>              may be using EC keys stored on smart cards.
>
>
>
>               >
>               > BYtE,
>               >   Diego.
>               >
>               > ------------------------------__------------------------------__------------------
>               > Dive into the World of Parallel Programming! The Go Parallel Website,
>               > sponsored by Intel and developed in partnership with Slashdot Media, is your
>               > hub for all things parallel software development, from weekly thought
>               > leadership blogs to news, videos, case studies, tutorials and more. Take a
>               > look and join the conversation now. http://goparallel.sourceforge.__net <http://goparallel.sourceforge.net>
>               > _________________________________________________
>               > Opensc-devel mailing list
>               > [hidden email] <mailto:[hidden email]> <mailto:[hidden email] <mailto:[hidden email]>>
>               > https://lists.sourceforge.net/__lists/listinfo/opensc-devel <https://lists.sourceforge.net/lists/listinfo/opensc-devel>
>               >
>
>              --
>
>                 Douglas E. Engert  <[hidden email] <mailto:[hidden email]> <mailto:[hidden email] <mailto:[hidden email]>>>
>
>
>              ------------------------------__------------------------------__------------------
>              Dive into the World of Parallel Programming! The Go Parallel Website,
>              sponsored by Intel and developed in partnership with Slashdot Media, is your
>              hub for all things parallel software development, from weekly thought
>              leadership blogs to news, videos, case studies, tutorials and more. Take a
>              look and join the conversation now. http://goparallel.sourceforge.__net <http://goparallel.sourceforge.net>
>              _________________________________________________
>              Opensc-devel mailing list
>         [hidden email] <mailto:[hidden email]> <mailto:[hidden email] <mailto:[hidden email]>>
>         https://lists.sourceforge.net/__lists/listinfo/opensc-devel <https://lists.sourceforge.net/lists/listinfo/opensc-devel>
>
>
>
>
>         --
>         Respectfully,
>
>         William C Roberts
>
>
>     --
>
>       Douglas E. Engert  <[hidden email] <mailto:[hidden email]>>
>
>
>
>
> --
> Respectfully,
>
> William C Roberts
>

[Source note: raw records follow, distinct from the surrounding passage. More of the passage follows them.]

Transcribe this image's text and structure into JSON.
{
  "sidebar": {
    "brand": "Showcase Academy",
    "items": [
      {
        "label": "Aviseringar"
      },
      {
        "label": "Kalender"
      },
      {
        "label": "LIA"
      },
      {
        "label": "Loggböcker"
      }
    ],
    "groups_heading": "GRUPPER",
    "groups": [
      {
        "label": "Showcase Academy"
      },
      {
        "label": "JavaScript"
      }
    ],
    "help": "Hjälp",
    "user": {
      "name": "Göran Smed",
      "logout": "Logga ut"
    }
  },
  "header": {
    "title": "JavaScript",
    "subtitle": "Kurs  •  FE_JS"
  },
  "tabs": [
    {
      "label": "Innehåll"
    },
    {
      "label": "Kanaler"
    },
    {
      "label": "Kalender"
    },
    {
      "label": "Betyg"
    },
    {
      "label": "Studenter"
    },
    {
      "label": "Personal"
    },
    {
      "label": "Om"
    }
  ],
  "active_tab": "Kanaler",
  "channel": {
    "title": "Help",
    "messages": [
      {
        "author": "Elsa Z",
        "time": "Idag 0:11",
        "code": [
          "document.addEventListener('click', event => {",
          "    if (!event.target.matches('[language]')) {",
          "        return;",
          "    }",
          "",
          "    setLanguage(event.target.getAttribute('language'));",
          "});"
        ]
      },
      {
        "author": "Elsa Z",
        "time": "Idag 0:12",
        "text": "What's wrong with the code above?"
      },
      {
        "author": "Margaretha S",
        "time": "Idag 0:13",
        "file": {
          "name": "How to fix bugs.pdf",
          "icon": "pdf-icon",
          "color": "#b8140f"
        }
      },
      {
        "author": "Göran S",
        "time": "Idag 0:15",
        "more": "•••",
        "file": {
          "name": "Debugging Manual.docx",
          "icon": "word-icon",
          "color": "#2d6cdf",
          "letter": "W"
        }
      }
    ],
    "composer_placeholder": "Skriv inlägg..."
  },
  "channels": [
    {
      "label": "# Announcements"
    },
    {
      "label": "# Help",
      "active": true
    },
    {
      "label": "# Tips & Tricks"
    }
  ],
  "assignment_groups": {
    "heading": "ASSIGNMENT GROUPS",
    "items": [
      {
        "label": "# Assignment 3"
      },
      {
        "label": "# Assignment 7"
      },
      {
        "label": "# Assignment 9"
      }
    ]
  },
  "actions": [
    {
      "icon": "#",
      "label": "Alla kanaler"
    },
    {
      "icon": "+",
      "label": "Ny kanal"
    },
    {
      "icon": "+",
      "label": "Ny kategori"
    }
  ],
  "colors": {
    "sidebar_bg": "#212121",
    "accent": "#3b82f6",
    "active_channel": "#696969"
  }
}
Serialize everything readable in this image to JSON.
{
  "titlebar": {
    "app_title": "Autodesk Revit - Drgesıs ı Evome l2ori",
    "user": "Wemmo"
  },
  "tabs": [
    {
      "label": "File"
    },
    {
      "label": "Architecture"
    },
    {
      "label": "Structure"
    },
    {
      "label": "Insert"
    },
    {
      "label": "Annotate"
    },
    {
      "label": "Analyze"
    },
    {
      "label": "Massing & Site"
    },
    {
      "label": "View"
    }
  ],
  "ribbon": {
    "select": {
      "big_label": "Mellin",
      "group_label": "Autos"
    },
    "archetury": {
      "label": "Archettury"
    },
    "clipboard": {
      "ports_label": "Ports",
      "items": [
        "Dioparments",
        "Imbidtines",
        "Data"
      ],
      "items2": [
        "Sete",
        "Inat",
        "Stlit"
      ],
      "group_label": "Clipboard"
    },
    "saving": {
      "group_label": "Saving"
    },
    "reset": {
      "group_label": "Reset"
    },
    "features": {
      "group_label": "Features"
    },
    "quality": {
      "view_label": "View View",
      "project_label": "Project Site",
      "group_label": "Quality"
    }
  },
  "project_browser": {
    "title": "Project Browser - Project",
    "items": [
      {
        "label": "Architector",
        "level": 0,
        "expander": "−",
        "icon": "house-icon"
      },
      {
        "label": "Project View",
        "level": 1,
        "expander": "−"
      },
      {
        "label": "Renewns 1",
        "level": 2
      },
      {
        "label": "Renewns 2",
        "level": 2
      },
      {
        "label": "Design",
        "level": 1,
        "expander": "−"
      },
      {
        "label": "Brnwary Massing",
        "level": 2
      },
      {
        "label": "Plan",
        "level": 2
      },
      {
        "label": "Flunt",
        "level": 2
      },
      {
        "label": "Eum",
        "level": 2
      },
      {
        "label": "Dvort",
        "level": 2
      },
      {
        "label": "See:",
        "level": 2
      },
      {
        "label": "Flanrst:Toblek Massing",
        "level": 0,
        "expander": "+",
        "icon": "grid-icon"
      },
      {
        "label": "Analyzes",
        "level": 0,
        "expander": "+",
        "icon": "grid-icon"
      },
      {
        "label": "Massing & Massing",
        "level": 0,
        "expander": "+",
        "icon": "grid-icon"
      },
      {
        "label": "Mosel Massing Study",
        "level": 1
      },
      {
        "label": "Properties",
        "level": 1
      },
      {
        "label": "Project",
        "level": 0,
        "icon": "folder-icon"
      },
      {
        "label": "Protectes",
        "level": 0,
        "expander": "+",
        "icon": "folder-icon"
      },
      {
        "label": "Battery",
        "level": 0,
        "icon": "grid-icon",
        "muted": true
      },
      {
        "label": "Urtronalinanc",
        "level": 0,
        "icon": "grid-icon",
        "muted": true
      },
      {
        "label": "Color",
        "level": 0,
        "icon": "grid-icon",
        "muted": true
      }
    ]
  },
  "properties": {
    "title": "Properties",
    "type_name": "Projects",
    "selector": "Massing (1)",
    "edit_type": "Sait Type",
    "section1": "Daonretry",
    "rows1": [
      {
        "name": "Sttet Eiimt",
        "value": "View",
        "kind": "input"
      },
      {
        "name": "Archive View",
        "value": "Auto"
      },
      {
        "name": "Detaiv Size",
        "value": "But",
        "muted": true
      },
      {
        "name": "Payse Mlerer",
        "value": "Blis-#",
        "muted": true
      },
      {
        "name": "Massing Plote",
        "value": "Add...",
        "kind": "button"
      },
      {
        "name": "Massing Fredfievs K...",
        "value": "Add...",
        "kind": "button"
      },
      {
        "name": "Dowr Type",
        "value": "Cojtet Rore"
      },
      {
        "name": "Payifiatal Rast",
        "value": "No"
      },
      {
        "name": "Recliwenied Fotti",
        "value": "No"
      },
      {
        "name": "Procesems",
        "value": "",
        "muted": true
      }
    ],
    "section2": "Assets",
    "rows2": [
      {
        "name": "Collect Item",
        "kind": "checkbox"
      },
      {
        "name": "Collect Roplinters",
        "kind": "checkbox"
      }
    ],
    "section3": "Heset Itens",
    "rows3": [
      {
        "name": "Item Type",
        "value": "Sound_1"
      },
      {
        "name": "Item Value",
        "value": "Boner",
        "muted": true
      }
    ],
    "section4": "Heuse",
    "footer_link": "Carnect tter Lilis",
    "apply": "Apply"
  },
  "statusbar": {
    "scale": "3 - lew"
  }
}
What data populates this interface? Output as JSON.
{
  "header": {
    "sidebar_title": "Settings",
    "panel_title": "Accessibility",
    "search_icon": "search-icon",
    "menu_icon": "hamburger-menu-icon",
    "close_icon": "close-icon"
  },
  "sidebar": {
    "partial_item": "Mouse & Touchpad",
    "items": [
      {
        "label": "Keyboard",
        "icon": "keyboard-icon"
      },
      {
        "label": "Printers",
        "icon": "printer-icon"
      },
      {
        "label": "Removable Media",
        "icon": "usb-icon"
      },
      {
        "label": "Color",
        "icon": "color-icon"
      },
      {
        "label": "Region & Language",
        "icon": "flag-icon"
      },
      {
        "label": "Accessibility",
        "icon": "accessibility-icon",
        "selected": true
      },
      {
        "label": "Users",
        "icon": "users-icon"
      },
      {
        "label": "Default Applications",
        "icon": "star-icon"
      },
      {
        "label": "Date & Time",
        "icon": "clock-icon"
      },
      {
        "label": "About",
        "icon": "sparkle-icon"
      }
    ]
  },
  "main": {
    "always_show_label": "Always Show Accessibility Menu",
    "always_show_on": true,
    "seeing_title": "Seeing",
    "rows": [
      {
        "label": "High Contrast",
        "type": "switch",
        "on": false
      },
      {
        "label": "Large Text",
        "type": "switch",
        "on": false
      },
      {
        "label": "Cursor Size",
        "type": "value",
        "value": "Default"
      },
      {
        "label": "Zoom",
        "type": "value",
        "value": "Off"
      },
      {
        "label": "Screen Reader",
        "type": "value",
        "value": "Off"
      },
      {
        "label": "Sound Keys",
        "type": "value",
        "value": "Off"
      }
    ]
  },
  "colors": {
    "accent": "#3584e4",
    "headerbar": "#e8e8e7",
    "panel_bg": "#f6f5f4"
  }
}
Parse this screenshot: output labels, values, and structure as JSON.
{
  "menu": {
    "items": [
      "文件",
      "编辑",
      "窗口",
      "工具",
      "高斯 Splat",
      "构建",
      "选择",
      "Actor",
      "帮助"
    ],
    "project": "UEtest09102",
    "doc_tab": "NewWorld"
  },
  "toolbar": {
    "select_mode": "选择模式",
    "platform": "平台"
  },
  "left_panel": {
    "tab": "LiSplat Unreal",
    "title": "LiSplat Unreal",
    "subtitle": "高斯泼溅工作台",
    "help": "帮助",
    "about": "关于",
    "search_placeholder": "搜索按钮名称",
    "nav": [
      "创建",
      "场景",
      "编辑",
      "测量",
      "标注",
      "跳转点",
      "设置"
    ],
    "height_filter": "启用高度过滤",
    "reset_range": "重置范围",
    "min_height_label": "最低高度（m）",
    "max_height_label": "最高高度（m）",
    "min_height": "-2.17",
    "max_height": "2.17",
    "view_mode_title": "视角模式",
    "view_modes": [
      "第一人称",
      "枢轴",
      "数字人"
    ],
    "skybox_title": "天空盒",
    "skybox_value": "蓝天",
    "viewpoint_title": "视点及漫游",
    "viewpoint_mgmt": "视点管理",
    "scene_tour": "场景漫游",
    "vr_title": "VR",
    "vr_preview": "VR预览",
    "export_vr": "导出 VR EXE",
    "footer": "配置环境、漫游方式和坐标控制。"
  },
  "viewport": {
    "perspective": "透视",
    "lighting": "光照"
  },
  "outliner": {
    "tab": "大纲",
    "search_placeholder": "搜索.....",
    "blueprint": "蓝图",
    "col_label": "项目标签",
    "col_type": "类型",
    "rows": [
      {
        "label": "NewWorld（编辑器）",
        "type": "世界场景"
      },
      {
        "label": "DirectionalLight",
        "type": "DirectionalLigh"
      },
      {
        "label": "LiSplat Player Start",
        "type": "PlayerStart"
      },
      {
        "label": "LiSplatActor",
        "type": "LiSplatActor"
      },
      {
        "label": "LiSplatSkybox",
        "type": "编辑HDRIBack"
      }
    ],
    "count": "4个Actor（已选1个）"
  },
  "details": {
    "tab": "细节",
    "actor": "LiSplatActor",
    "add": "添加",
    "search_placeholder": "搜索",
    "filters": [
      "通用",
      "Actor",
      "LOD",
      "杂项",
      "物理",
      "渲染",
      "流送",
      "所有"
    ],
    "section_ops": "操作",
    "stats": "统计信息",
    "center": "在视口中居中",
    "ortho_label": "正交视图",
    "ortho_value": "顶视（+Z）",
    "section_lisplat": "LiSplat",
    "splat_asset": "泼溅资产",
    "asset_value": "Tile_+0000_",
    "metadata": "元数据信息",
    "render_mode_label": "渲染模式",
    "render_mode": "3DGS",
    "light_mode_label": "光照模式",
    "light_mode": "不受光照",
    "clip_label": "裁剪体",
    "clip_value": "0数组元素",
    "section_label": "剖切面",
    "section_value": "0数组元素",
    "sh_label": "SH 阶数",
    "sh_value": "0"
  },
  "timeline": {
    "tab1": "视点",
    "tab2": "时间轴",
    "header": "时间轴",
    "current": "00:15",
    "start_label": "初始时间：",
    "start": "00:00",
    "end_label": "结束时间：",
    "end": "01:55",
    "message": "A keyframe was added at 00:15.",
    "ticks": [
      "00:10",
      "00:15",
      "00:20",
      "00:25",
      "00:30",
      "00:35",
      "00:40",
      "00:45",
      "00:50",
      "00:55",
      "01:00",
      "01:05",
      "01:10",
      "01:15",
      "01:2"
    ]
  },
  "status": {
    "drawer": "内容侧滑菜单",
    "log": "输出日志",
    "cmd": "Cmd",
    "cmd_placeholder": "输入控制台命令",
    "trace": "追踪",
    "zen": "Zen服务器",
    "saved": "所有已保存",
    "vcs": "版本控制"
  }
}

--

  Douglas E. Engert  <[hidden email]>


------------------------------------------------------------------------------
Dive into the World of Parallel Programming! The Go Parallel Website,
sponsored by Intel and developed in partnership with Slashdot Media, is your
hub for all things parallel software development, from weekly thought
leadership blogs to news, videos, case studies, tutorials and more. Take a
look and join the conversation now. http://goparallel.sourceforge.net
_______________________________________________
Opensc-devel mailing list
[hidden email]
https://lists.sourceforge.net/lists/listinfo/opensc-devel